Since Mrs. Kulp is allowed to hold a grudge for 25 years, I am allowed to hold one for a month.

You see, it bothered me that anyone would complain about The Mercury's wrestling coverage, even coverage that happened long before I arrived in Pottstown, because, well, I worked for years with the late Don Seeley, a member of the Wrestling Hall of Fame,  and a longtime member of The Mercury staff and our former sports editor.

I had a very hard time believing Don would have allowed a championship wresting team in our coverage area go uncovered or even be under-represented. It just suck in my craw.

I'm not enough of a sports guy to know how much coverage was Don, and how much was other staffers, but as much as Don irritated me in the office (newsflash,m I'm easily irritaed) , he was a remarkable writer who I couldn't help but respect both for his craft and for how much he truly cared about his chosen subject.

Frankly, I thought we owed him a defense since he is no longer around to defend himself, but I had no evidence to refute Kulp's claim.  It just seemed like a cheap shot to me.

And then, like the thorn being pulled from my paw, John Armato produced a scrap-book of our wrestling coverage from that self-same year, for which I thank him most sincerely. 

Page after page (more than 20 of them) showed exactly what I had expected to see, your local newspaper's coverage of local kids making good.

The video above shows a brief over-view of that scrap-book, which includes a photo and write-up of Mrs. Kulp's son and reveals her jibe for the cheap shot that it truly was.

Understand, I'm not saying that we don't have faults at The Mercury. We've got them by the boat-load.
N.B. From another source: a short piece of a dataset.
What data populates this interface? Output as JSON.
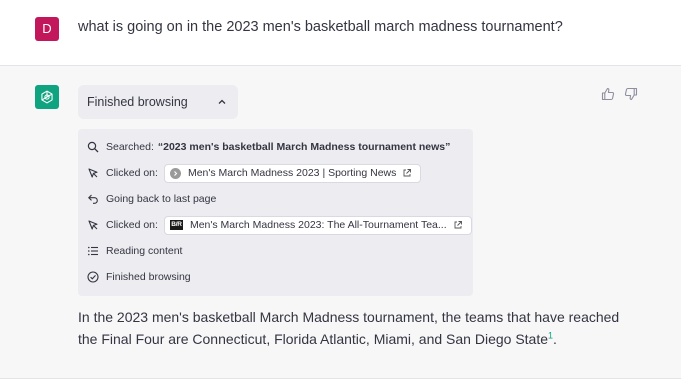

But we live local coverage and local sports and next time you want to cast aspersions at us Mrs. Kulp, it might be helpful to have at least a few facts on hand to support those aspersions.

Here are the Tweets from the rest of the school board meeting.